“I don’t know,” I reply. “I must have been sleepwalking. I had a bad dream.” I’m sitting on the playroom floor next to a plastic toy kitchen. I push my hair out of my face, extend my arms, and pull them into the willow tree. They watch the sap pour from my eyes. They don’t know that mommies can cry yet. They are mystified.
“Are you crying?” Chloe asks. “Mommy’s crying!” she says to her older sister. “Why is mommy crying?”
I let the tears fall down my face and Chloe catches them purposefully with her finger.
“I know why you are crying,” Grace looks at me closely. “You’re crying because you are happy,” she says confidently. “You’re crying because the world is so beautiful.”
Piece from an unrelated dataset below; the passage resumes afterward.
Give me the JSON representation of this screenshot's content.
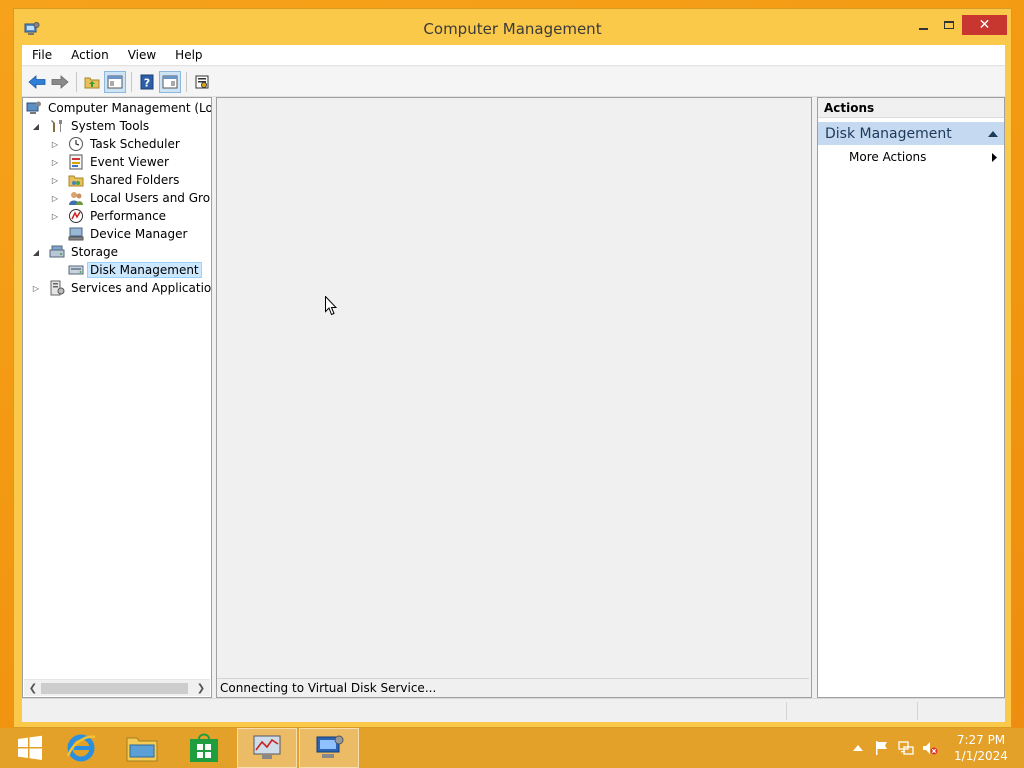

Jennifer Lewis is the publisher and editor of Red Light Lit. Her short story, “A New Low,” was the winner of the Nomadic Press Bindle Award in 2018. In June 2017, she was the 1st runner-up for the Los Angeles Review Creative Non-Fiction Award for “Holy Communion.” Her fiction has been published in Cosmonaut’s Avenue, Eleven Eleven, Fourteen Hills Press, Midnight Breakfast, The Los Angeles Press, sPARKLE & bLINK, X-Ray Literary Magazine. She received her MFA in creative writing from San Francisco State University in May 2015 and was the recipient of the Leo Litwak Award for creative non-fiction in 2012 and for fiction in 2015. She teaches at The Writing Salon in San Francisco.